Landmannalaugar Hot Spring - Quick Facts
- Location: Fjallabak Nature Reserve
- Cost: There is no price of admission but getting there requires a 4WD-vehicle, and it is recommended that you go with a group. Transportation by tour bus is approximately 16,400 ISK.
- Hours of Operation: June through September.
This volcanic crater, filled with waters as blue as the sky, offers a well-deserved reward for those who accept the challenge of reaching it. As you cross barren volcanic fields of Eastern Iceland, you may suspect for a moment that you have landed on the surface of some inhospitable planet, but rest assured, your feet are on the terra firma of planet Earth. This is one hot spring in Iceland where a 4x4 and a good pair of hiking boots are going to be more valuable to you than a bath robe and mud mask! Surrounded by black sand dunes, and larger, neighboring craters that you wouldn’t want to swim in, the Viti crater, formed in 1875 by volcanic activity in the region, may not be for the faint hearted, but soaking in its waters under the Icelandic sky will fill your heart with wonder.
- Location: About 176 km from the town of Myvatn. You can get there on your own if you have a four wheel drive vehicle, and are willing to taking winding roads and ford a few streams, but it is recommended that you go as part of a tour group. Once you reach the car park it is about 2.5 km on foot to reach the crater.

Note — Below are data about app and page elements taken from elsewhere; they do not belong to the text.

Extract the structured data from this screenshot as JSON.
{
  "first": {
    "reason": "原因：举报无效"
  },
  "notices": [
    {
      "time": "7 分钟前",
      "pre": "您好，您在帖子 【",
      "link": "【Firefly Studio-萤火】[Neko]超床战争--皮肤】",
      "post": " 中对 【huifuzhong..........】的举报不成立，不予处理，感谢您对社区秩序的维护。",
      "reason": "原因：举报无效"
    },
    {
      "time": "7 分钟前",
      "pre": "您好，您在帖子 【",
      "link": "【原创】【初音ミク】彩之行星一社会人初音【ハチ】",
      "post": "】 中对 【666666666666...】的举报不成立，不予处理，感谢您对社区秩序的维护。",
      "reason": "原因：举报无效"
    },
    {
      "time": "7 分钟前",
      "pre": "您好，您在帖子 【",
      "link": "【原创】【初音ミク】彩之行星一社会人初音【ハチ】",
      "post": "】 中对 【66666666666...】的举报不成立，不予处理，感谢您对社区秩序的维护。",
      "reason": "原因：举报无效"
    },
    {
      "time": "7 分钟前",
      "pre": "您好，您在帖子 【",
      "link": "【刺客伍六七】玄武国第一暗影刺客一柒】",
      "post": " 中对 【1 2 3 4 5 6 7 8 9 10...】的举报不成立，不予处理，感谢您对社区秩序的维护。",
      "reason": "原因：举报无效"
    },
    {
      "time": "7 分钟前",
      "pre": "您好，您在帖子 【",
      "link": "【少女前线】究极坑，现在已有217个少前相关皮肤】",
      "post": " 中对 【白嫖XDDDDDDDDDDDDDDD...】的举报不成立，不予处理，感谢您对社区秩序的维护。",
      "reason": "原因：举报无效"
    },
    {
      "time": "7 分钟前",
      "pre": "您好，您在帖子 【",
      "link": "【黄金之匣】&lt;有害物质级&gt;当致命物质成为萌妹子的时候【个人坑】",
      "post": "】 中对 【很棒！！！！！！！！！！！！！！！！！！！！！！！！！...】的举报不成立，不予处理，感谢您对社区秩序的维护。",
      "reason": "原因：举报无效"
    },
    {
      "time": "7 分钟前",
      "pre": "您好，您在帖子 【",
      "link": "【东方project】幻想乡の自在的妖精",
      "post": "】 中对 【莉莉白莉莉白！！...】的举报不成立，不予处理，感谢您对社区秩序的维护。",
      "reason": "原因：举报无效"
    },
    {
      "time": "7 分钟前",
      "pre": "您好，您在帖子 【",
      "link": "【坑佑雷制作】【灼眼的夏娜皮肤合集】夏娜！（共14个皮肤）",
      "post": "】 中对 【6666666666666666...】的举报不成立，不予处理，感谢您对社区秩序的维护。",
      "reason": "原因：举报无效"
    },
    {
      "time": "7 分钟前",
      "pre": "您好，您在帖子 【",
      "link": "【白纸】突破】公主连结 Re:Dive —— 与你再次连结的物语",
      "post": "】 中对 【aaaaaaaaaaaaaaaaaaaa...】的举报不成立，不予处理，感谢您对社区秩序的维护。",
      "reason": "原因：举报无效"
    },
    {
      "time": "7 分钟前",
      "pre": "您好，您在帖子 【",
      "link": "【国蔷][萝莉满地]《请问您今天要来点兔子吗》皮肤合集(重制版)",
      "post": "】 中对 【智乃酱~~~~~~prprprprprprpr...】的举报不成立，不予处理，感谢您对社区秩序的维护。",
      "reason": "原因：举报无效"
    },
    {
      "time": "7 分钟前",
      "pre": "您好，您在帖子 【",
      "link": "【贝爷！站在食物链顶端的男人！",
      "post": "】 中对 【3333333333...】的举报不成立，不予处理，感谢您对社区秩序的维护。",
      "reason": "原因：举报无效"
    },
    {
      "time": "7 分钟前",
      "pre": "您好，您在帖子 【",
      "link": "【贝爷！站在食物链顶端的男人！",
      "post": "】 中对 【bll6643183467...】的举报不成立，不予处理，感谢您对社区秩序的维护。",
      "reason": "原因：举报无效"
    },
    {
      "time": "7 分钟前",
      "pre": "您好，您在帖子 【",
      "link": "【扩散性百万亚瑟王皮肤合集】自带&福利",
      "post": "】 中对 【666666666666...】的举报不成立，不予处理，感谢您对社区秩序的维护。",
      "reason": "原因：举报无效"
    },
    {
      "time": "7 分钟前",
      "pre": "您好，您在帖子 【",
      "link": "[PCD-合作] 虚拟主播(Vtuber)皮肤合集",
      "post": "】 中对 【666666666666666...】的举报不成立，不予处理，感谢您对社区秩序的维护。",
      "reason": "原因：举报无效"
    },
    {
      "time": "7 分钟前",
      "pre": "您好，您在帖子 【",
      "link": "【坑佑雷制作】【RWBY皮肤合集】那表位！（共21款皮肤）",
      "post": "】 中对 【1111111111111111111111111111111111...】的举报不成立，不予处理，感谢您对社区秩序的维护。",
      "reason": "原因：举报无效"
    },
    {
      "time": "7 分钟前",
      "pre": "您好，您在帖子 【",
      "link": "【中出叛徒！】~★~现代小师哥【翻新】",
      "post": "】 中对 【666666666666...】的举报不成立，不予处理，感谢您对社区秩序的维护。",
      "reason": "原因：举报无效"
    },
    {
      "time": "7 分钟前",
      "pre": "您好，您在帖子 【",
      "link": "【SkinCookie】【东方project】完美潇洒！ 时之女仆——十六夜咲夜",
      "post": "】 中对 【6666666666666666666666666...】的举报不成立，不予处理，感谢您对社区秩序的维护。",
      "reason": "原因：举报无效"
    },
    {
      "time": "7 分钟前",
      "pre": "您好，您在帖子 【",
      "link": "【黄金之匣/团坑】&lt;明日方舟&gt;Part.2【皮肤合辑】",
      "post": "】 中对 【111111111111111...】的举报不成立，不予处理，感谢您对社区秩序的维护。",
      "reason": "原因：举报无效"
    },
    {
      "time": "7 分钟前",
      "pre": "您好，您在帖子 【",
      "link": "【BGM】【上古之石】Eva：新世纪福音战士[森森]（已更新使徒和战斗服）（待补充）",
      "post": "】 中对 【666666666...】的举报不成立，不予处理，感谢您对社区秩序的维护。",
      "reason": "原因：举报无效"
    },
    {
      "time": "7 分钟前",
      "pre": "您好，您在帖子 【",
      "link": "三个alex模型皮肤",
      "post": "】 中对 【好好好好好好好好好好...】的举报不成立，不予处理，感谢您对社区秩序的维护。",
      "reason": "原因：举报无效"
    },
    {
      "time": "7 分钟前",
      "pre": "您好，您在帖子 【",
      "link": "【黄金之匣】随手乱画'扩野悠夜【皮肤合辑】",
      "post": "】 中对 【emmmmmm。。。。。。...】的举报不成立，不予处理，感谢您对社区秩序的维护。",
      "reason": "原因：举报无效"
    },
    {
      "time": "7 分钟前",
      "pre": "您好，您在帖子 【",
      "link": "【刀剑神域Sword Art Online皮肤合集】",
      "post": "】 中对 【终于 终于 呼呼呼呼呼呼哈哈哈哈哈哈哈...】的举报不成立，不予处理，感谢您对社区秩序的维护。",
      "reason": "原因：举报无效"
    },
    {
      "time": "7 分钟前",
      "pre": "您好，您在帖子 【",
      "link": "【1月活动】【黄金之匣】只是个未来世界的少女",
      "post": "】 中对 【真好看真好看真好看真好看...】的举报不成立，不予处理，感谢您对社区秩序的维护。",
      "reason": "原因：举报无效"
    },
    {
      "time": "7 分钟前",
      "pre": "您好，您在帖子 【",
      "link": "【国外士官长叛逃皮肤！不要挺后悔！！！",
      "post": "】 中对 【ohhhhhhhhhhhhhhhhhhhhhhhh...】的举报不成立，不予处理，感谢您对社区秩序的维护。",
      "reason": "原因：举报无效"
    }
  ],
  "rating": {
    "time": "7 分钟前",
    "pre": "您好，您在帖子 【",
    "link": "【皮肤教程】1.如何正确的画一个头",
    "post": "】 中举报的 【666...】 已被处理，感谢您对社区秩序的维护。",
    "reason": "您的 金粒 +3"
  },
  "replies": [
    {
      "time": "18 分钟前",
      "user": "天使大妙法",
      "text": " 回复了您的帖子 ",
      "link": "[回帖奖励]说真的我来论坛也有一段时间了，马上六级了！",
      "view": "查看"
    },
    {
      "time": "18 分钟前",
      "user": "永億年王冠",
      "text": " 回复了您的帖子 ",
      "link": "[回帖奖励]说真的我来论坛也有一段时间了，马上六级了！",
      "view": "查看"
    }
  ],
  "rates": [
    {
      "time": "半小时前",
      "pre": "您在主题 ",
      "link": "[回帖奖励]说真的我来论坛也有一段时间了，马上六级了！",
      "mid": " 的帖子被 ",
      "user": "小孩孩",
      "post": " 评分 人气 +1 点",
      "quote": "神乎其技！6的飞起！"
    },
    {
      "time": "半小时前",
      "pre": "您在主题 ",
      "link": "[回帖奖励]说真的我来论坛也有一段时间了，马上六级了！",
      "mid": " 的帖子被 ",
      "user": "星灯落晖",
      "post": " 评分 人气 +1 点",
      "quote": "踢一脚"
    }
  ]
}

- Cost: There is no cost to visit or swim in the hot spring, but getting there can be a little costly. Chartered transportation will vary by package and provider.
- Hours of Operation: July and August only, weather permitting.
Whether your interests lean toward the lap of luxury, or living life on the edge, from a hot springs spa, to a Spartan hiking adventure, Iceland has something for everyone! Choose your own adventure, and start planning to make your dream a reality!
Travelling to Iceland? Chat with a local travel specialist in Iceland who can help organize your trip.
Unnur Silfá Eyfells Travel Expert in Iceland
Auður Elísabet Jóhannsdóttir Travel Expert in Iceland
Emma Magnússon Travel Expert in Iceland